The main terms of Minsk II include an immediate ceasefire and withdrawal of heavy weapons; monitoring by the OSCE; and resumption of full economic and social links between the two sides, such as pensions.
To the extent that the OSCE still monitors the area and the pace of casualties has slowed, these parts of the accord have been partially met.
More contentious, and variously interpreted by both sides, are the provisions that require Ukrainian government control restored over the border with Russia; withdrawal of all foreign armed formations, military equipment and mercenaries; and Ukrainian reforms that would provide a degree of self-rule to the eastern Donbas region.
What are the main sticking points?

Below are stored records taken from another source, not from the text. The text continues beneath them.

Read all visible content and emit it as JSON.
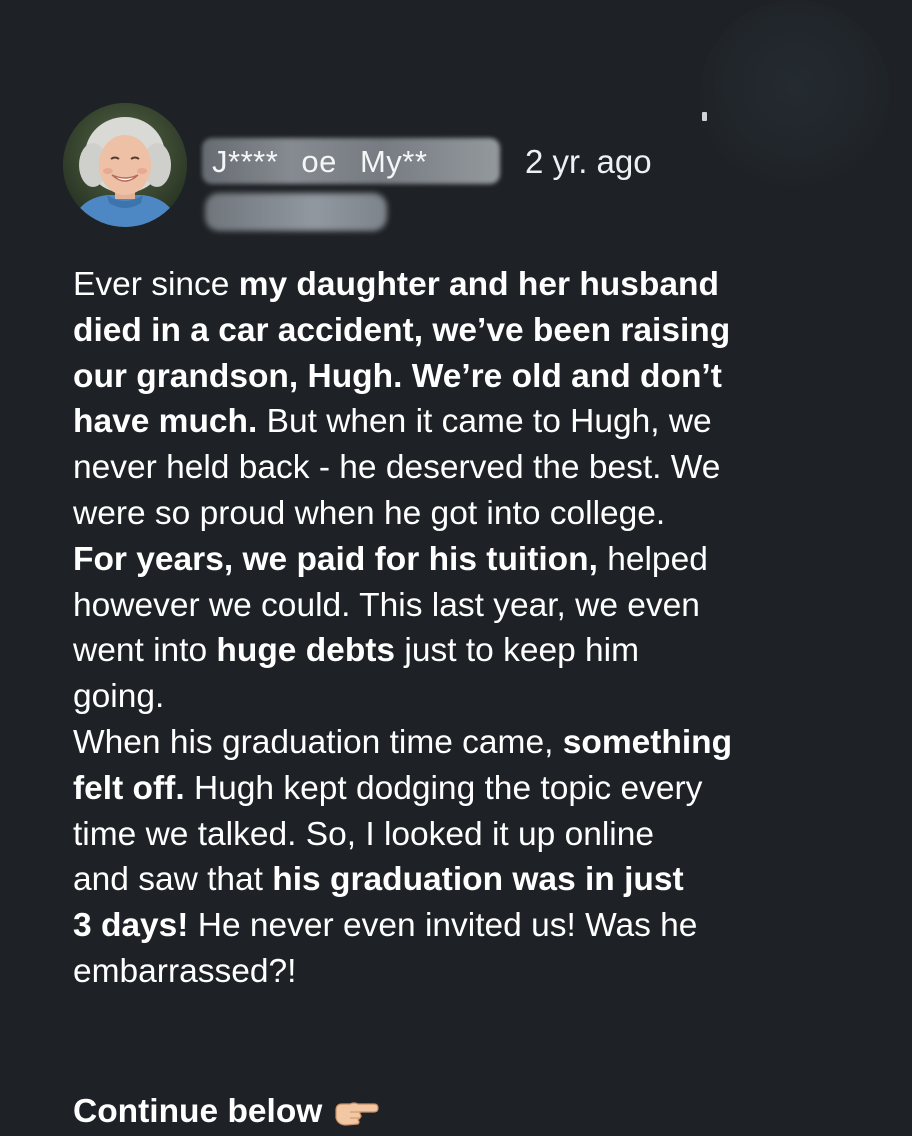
{
  "header": {
    "username": "J**** oe My**",
    "timestamp": "2 yr. ago"
  },
  "post": {
    "lines": [
      [
        {
          "t": "Ever since ",
          "b": false
        },
        {
          "t": "my daughter and her husband",
          "b": true
        }
      ],
      [
        {
          "t": "died in a car accident, we’ve been raising",
          "b": true
        }
      ],
      [
        {
          "t": "our grandson, Hugh. We’re old and don’t",
          "b": true
        }
      ],
      [
        {
          "t": "have much.",
          "b": true
        },
        {
          "t": " But when it came to Hugh, we",
          "b": false
        }
      ],
      [
        {
          "t": "never held back - he deserved the best. We",
          "b": false
        }
      ],
      [
        {
          "t": "were so proud when he got into college.",
          "b": false
        }
      ],
      [
        {
          "t": "For years, we paid for his tuition,",
          "b": true
        },
        {
          "t": " helped",
          "b": false
        }
      ],
      [
        {
          "t": "however we could. This last year, we even",
          "b": false
        }
      ],
      [
        {
          "t": "went into ",
          "b": false
        },
        {
          "t": "huge debts",
          "b": true
        },
        {
          "t": " just to keep him",
          "b": false
        }
      ],
      [
        {
          "t": "going.",
          "b": false
        }
      ],
      [
        {
          "t": "When his graduation time came, ",
          "b": false
        },
        {
          "t": "something",
          "b": true
        }
      ],
      [
        {
          "t": "felt off.",
          "b": true
        },
        {
          "t": " Hugh kept dodging the topic every",
          "b": false
        }
      ],
      [
        {
          "t": "time we talked. So, I looked it up online",
          "b": false
        }
      ],
      [
        {
          "t": "and saw that ",
          "b": false
        },
        {
          "t": "his graduation was in just",
          "b": true
        }
      ],
      [
        {
          "t": "3 days!",
          "b": true
        },
        {
          "t": " He never even invited us! Was he",
          "b": false
        }
      ],
      [
        {
          "t": "embarrassed?!",
          "b": false
        }
      ]
    ]
  },
  "footer": {
    "continue_label": "Continue below",
    "continue_icon": "pointing-right-hand-icon"
  }
}
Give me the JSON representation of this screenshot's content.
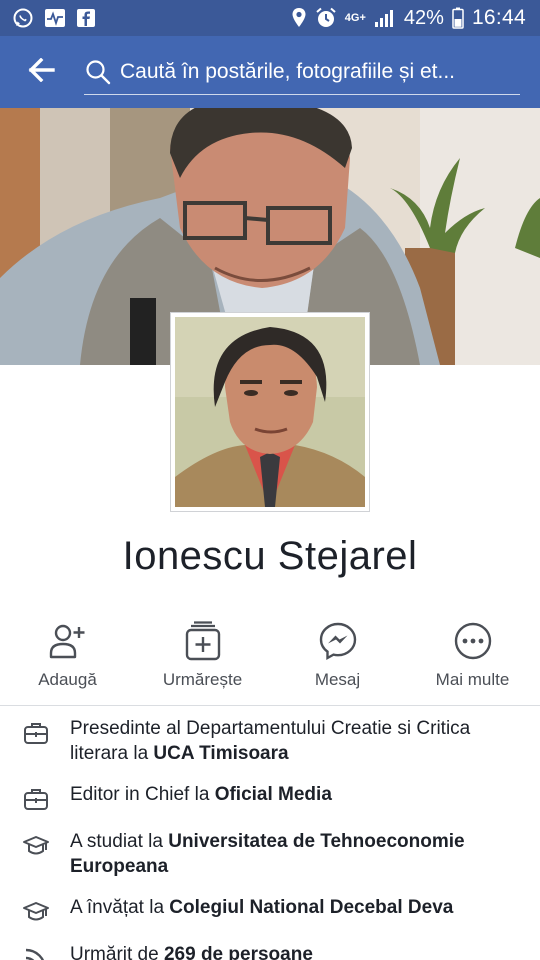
{
  "status_bar": {
    "network": "4G+",
    "battery": "42%",
    "time": "16:44"
  },
  "header": {
    "search_placeholder": "Caută în postările, fotografiile și et..."
  },
  "profile": {
    "name": "Ionescu Stejarel"
  },
  "actions": [
    {
      "label": "Adaugă",
      "icon": "add-friend-icon"
    },
    {
      "label": "Urmărește",
      "icon": "follow-icon"
    },
    {
      "label": "Mesaj",
      "icon": "messenger-icon"
    },
    {
      "label": "Mai multe",
      "icon": "more-icon"
    }
  ],
  "info": [
    {
      "icon": "briefcase-icon",
      "prefix": "Presedinte al Departamentului Creatie si Critica literara la ",
      "bold": "UCA Timisoara"
    },
    {
      "icon": "briefcase-icon",
      "prefix": "Editor in Chief la ",
      "bold": "Oficial Media"
    },
    {
      "icon": "graduation-cap-icon",
      "prefix": "A studiat la ",
      "bold": "Universitatea de Tehnoeconomie Europeana"
    },
    {
      "icon": "graduation-cap-icon",
      "prefix": "A învățat la ",
      "bold": "Colegiul National Decebal Deva"
    },
    {
      "icon": "followers-icon",
      "prefix": "Urmărit de ",
      "bold": "269 de persoane"
    }
  ]
}
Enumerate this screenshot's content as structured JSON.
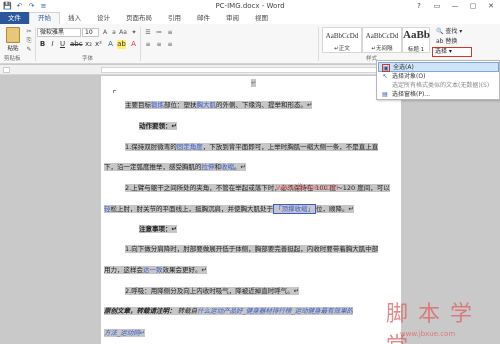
{
  "window": {
    "title": "PC-IMG.docx - Word",
    "controls": [
      "?",
      "▭",
      "—",
      "▢",
      "✕"
    ]
  },
  "qat": [
    "💾",
    "↶",
    "↷",
    "≡"
  ],
  "tabs": [
    "文件",
    "开始",
    "插入",
    "设计",
    "页面布局",
    "引用",
    "邮件",
    "审阅",
    "视图"
  ],
  "ribbon": {
    "clipboard": {
      "paste": "粘贴",
      "label": "剪贴板"
    },
    "font": {
      "name": "微软雅黑",
      "size": "10",
      "label": "字体"
    },
    "styles": {
      "items": [
        {
          "sample": "AaBbCcDd",
          "name": "↵正文"
        },
        {
          "sample": "AaBbCcDd",
          "name": "↵无间隔"
        },
        {
          "sample": "AaBb",
          "name": "标题 1"
        }
      ],
      "label": "样式"
    },
    "editing": {
      "find": "🔍 查找 ▾",
      "replace": "ab 替换",
      "select": "选择 ▾"
    }
  },
  "menu": {
    "items": [
      {
        "icon": "▣",
        "label": "全选(A)"
      },
      {
        "icon": "↖",
        "label": "选择对象(O)"
      },
      {
        "icon": "",
        "label": "选定所有格式类似的文本(无数据)(S)"
      },
      {
        "icon": "▤",
        "label": "选择窗格(P)..."
      }
    ]
  },
  "document": {
    "l1": "↵",
    "l2a": "主要目标",
    "l2b": "锻炼",
    "l2c": "部位：塑扶",
    "l2d": "胸大肌",
    "l2e": "的外侧、下缘沟、提举和形态。↵",
    "l3": "动作要领：↵",
    "l4a": "1.保持双肘微弯的",
    "l4b": "固定角度",
    "l4c": "，下放到背平面即可，上举时胸肌一缩大侧一条，不是直上直",
    "l5a": "下，沿一定弧度推举，感受胸肌的",
    "l5b": "拉伸",
    "l5c": "和",
    "l5d": "收缩",
    "l5e": "。↵",
    "l6": "2.上臂与躯干之间所处的夹角，不管在举起或落下时，必须保持在 100 度～120 度间，可以",
    "l7a": "轻",
    "l7b": "松上肘，肘关节的平面线上，挺胸沉肩，并使胸大肌处于",
    "l7c": "「顶撑收缩」",
    "l7d": "位，顺降。↵",
    "l8": "注意事项：↵",
    "l9": "1.向下做分肩降时，肘部要做展开低于体侧，胸部要完善挺起，内收时要带着胸大肌中部",
    "l10a": "用力，这样会",
    "l10b": "达一致",
    "l10c": "效果会更好。↵",
    "l11": "2.呼吸：用降侧分及向上内收时吸气，降被近掉直时呼气。↵",
    "l12a": "原创文章，转载请注明：",
    "l12b": " 转载自",
    "l12c": "什么运动产品好_健身器材排行榜_运动健身最有效果的",
    "l13": "方法_运动网↵"
  },
  "watermark": {
    "url": "www.jbxue.com",
    "cn": "脚本学堂",
    "bottom": "www.jbxue.com"
  },
  "colors": {
    "accent": "#2b579a",
    "highlight": "#c6c6c6",
    "link": "#3b5ccc",
    "callout": "#d9322a",
    "menu_selected": "#cde4f7"
  }
}
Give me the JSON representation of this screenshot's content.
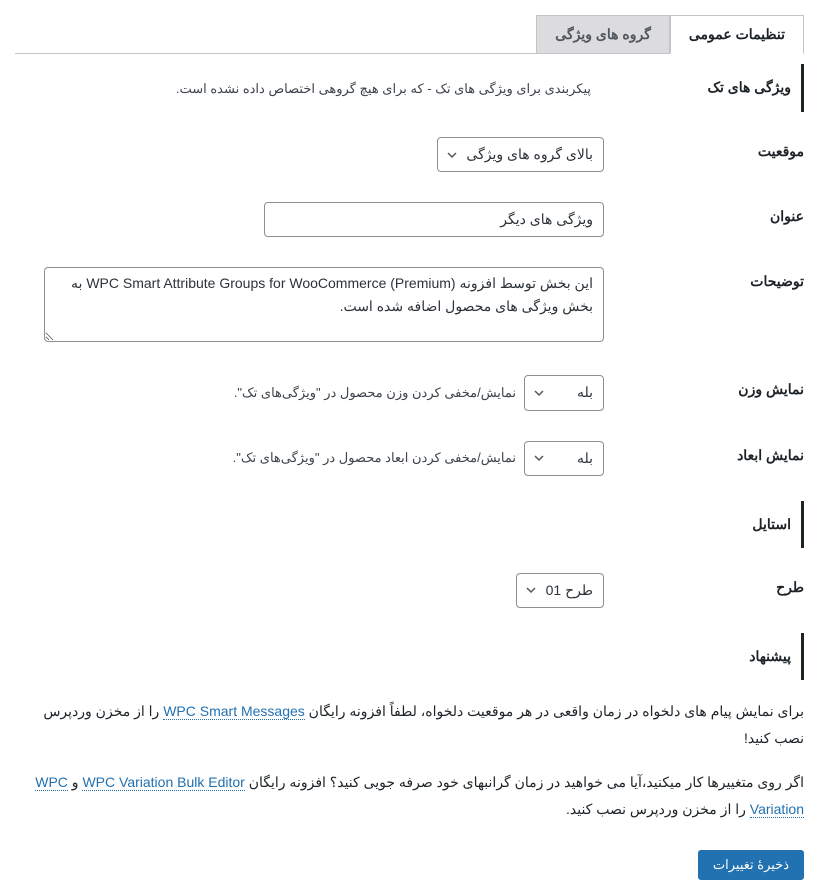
{
  "tabs": {
    "general": "تنظیمات عمومی",
    "groups": "گروه های ویژگی"
  },
  "sections": {
    "single_attrs": {
      "title": "ویژگی های تک",
      "desc": "پیکربندی برای ویژگی های تک - که برای هیچ گروهی اختصاص داده نشده است."
    },
    "style": {
      "title": "استایل"
    },
    "suggestion": {
      "title": "پیشنهاد"
    }
  },
  "fields": {
    "position": {
      "label": "موقعیت",
      "value": "بالای گروه های ویژگی"
    },
    "title": {
      "label": "عنوان",
      "value": "ویژگی های دیگر"
    },
    "description": {
      "label": "توضیحات",
      "value": "این بخش توسط افزونه WPC Smart Attribute Groups for WooCommerce (Premium) به بخش ویژگی های محصول اضافه شده است."
    },
    "show_weight": {
      "label": "نمایش وزن",
      "value": "بله",
      "desc": "نمایش/مخفی کردن وزن محصول در \"ویژگی‌های تک\"."
    },
    "show_dimensions": {
      "label": "نمایش ابعاد",
      "value": "بله",
      "desc": "نمایش/مخفی کردن ابعاد محصول در \"ویژگی‌های تک\"."
    },
    "layout": {
      "label": "طرح",
      "value": "طرح 01"
    }
  },
  "promo": {
    "p1_a": "برای نمایش پیام های دلخواه در زمان واقعی در هر موقعیت دلخواه، لطفاً افزونه رایگان ",
    "p1_link": "WPC Smart Messages",
    "p1_b": " را از مخزن وردپرس نصب کنید!",
    "p2_a": "اگر روی متغییرها کار میکنید،آیا می خواهید در زمان گرانبهای خود صرفه جویی کنید؟ افزونه رایگان ",
    "p2_link1": "WPC Variation Bulk Editor",
    "p2_and": " و ",
    "p2_link2": "WPC Variation",
    "p2_b": " را از مخزن وردپرس نصب کنید."
  },
  "save_button": "ذخیرهٔ تغییرات"
}
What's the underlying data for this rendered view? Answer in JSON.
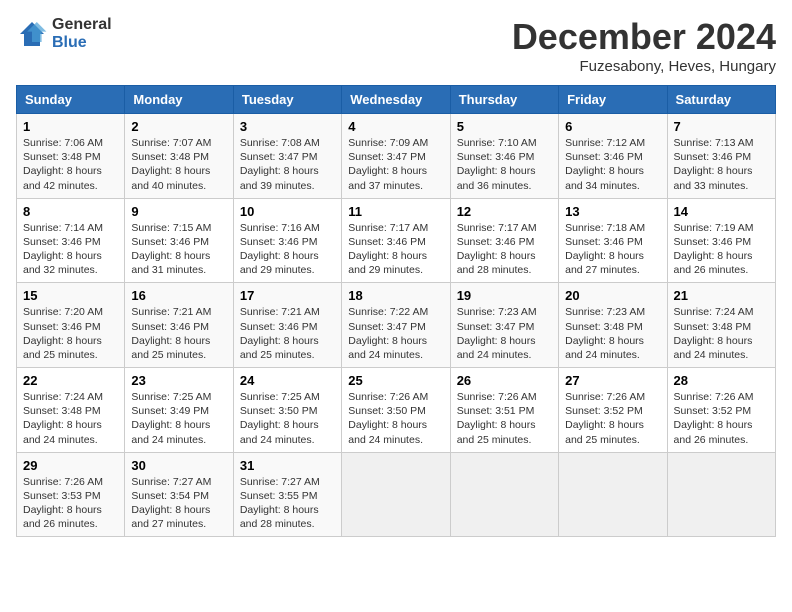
{
  "logo": {
    "general": "General",
    "blue": "Blue"
  },
  "title": "December 2024",
  "subtitle": "Fuzesabony, Heves, Hungary",
  "headers": [
    "Sunday",
    "Monday",
    "Tuesday",
    "Wednesday",
    "Thursday",
    "Friday",
    "Saturday"
  ],
  "weeks": [
    [
      {
        "day": "1",
        "sunrise": "7:06 AM",
        "sunset": "3:48 PM",
        "daylight": "8 hours and 42 minutes."
      },
      {
        "day": "2",
        "sunrise": "7:07 AM",
        "sunset": "3:48 PM",
        "daylight": "8 hours and 40 minutes."
      },
      {
        "day": "3",
        "sunrise": "7:08 AM",
        "sunset": "3:47 PM",
        "daylight": "8 hours and 39 minutes."
      },
      {
        "day": "4",
        "sunrise": "7:09 AM",
        "sunset": "3:47 PM",
        "daylight": "8 hours and 37 minutes."
      },
      {
        "day": "5",
        "sunrise": "7:10 AM",
        "sunset": "3:46 PM",
        "daylight": "8 hours and 36 minutes."
      },
      {
        "day": "6",
        "sunrise": "7:12 AM",
        "sunset": "3:46 PM",
        "daylight": "8 hours and 34 minutes."
      },
      {
        "day": "7",
        "sunrise": "7:13 AM",
        "sunset": "3:46 PM",
        "daylight": "8 hours and 33 minutes."
      }
    ],
    [
      {
        "day": "8",
        "sunrise": "7:14 AM",
        "sunset": "3:46 PM",
        "daylight": "8 hours and 32 minutes."
      },
      {
        "day": "9",
        "sunrise": "7:15 AM",
        "sunset": "3:46 PM",
        "daylight": "8 hours and 31 minutes."
      },
      {
        "day": "10",
        "sunrise": "7:16 AM",
        "sunset": "3:46 PM",
        "daylight": "8 hours and 29 minutes."
      },
      {
        "day": "11",
        "sunrise": "7:17 AM",
        "sunset": "3:46 PM",
        "daylight": "8 hours and 29 minutes."
      },
      {
        "day": "12",
        "sunrise": "7:17 AM",
        "sunset": "3:46 PM",
        "daylight": "8 hours and 28 minutes."
      },
      {
        "day": "13",
        "sunrise": "7:18 AM",
        "sunset": "3:46 PM",
        "daylight": "8 hours and 27 minutes."
      },
      {
        "day": "14",
        "sunrise": "7:19 AM",
        "sunset": "3:46 PM",
        "daylight": "8 hours and 26 minutes."
      }
    ],
    [
      {
        "day": "15",
        "sunrise": "7:20 AM",
        "sunset": "3:46 PM",
        "daylight": "8 hours and 25 minutes."
      },
      {
        "day": "16",
        "sunrise": "7:21 AM",
        "sunset": "3:46 PM",
        "daylight": "8 hours and 25 minutes."
      },
      {
        "day": "17",
        "sunrise": "7:21 AM",
        "sunset": "3:46 PM",
        "daylight": "8 hours and 25 minutes."
      },
      {
        "day": "18",
        "sunrise": "7:22 AM",
        "sunset": "3:47 PM",
        "daylight": "8 hours and 24 minutes."
      },
      {
        "day": "19",
        "sunrise": "7:23 AM",
        "sunset": "3:47 PM",
        "daylight": "8 hours and 24 minutes."
      },
      {
        "day": "20",
        "sunrise": "7:23 AM",
        "sunset": "3:48 PM",
        "daylight": "8 hours and 24 minutes."
      },
      {
        "day": "21",
        "sunrise": "7:24 AM",
        "sunset": "3:48 PM",
        "daylight": "8 hours and 24 minutes."
      }
    ],
    [
      {
        "day": "22",
        "sunrise": "7:24 AM",
        "sunset": "3:48 PM",
        "daylight": "8 hours and 24 minutes."
      },
      {
        "day": "23",
        "sunrise": "7:25 AM",
        "sunset": "3:49 PM",
        "daylight": "8 hours and 24 minutes."
      },
      {
        "day": "24",
        "sunrise": "7:25 AM",
        "sunset": "3:50 PM",
        "daylight": "8 hours and 24 minutes."
      },
      {
        "day": "25",
        "sunrise": "7:26 AM",
        "sunset": "3:50 PM",
        "daylight": "8 hours and 24 minutes."
      },
      {
        "day": "26",
        "sunrise": "7:26 AM",
        "sunset": "3:51 PM",
        "daylight": "8 hours and 25 minutes."
      },
      {
        "day": "27",
        "sunrise": "7:26 AM",
        "sunset": "3:52 PM",
        "daylight": "8 hours and 25 minutes."
      },
      {
        "day": "28",
        "sunrise": "7:26 AM",
        "sunset": "3:52 PM",
        "daylight": "8 hours and 26 minutes."
      }
    ],
    [
      {
        "day": "29",
        "sunrise": "7:26 AM",
        "sunset": "3:53 PM",
        "daylight": "8 hours and 26 minutes."
      },
      {
        "day": "30",
        "sunrise": "7:27 AM",
        "sunset": "3:54 PM",
        "daylight": "8 hours and 27 minutes."
      },
      {
        "day": "31",
        "sunrise": "7:27 AM",
        "sunset": "3:55 PM",
        "daylight": "8 hours and 28 minutes."
      },
      null,
      null,
      null,
      null
    ]
  ]
}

One is sequencing. Ukraine wants control of its international border before local elections are held in the Russian-supported breakaway regions. It also wants Russian forces – which Russia denies are present – to leave.
By contrast, Moscow wants elections before Ukraine regains control over the border. Analysts say this would bar Ukraine from ever joining NATO, because Russian-backed elected MPs from the Donbas would be able to block such membership plans in Ukraine’s parliament.
“You may like it, you may not like it – but deal with it, my gorgeous,” Putin said during his press conference with Macron last week, in a pointed comment to Ukrainian President Volodymyr Zelensky.
Kyiv takes a different view of what Donbas’s autonomous status would mean. Ukraine’s foreign minister last week said: “Among our red lines: no concessions on sovereignty, territorial integrity within internationally recognized borders; no ‘direct dialogue’ with Russian occupation administrations. . . and only the people of Ukraine have the right to define foreign policy course. ”
“Essentially, Russia wants to control the circumstances under which the elections take place,” Gould-Davies said. “I don’t see any democratically elected leader of Ukraine could implement the Russian version.”
Another issue is Moscow’s decision to issue more than 600,000 Russian passports to Donbas separatists – even though the Ukrainian constitution does not allow dual-nationality. Moreover, on Tuesday, Russia’s parliament adopted a resolution appealing Putin to recognize the independence of the would-be Donetsk and Luhansk statelets in the Donbas – a recognition western officials said would mean the death of Minsk. Asked about the resolution, Putin said that Russia would first aim for “the unrealized possibilities of fulfilling the Minsk accords”.
Is there a way forward?
Judging from Putin’s recent statements, no. “Everyone can see that the current government in Kyiv is moving to sabotage the Minsk agreements,” he said last week. “There’s no movement on principal issues like constitutional reform, amnesty, local elections, and legal aspects of Donbas special status.”
Ukraine fears that the west will force a deal on Kyiv but has hinted at a compromise. On Monday in Kyiv, Scholz said Zelensky had assured him he would outline draft laws on Donbas’s special status, the constitutional amendment and the electoral law for Minsk talks.
“Ukraine is making a very big contribution here,” Scholz said.
Even so, simply meeting the Minsk accords is viewed by many Ukrainians as a concession to Russian military aggression. The prospect of Kyiv negotiating directly with the separatists, which Zelensky has ruled out, would also spell his political death, western diplomats say.
That might provoke the kind of rupture that would then give Putin an excuse to intervene militarily. The last time Ukraine tabled constitutional changes that seemed to cater to the Moscow line in 2015, riots in the capital left three security officials dead.
Conversely, as under Ukraine’s interpretation Donbas would not have sway over Kyiv via parliament, rather supposed ploy of using Donbas to win control over Ukraine’s politics and foreign policy would have failed.
“That would be a defeat for Russia. . . and its security demands that go far beyond Minsk, ”Gould-Davies said.
Additional reporting by Victor Mallet in Paris, Guy Chazan in Berlin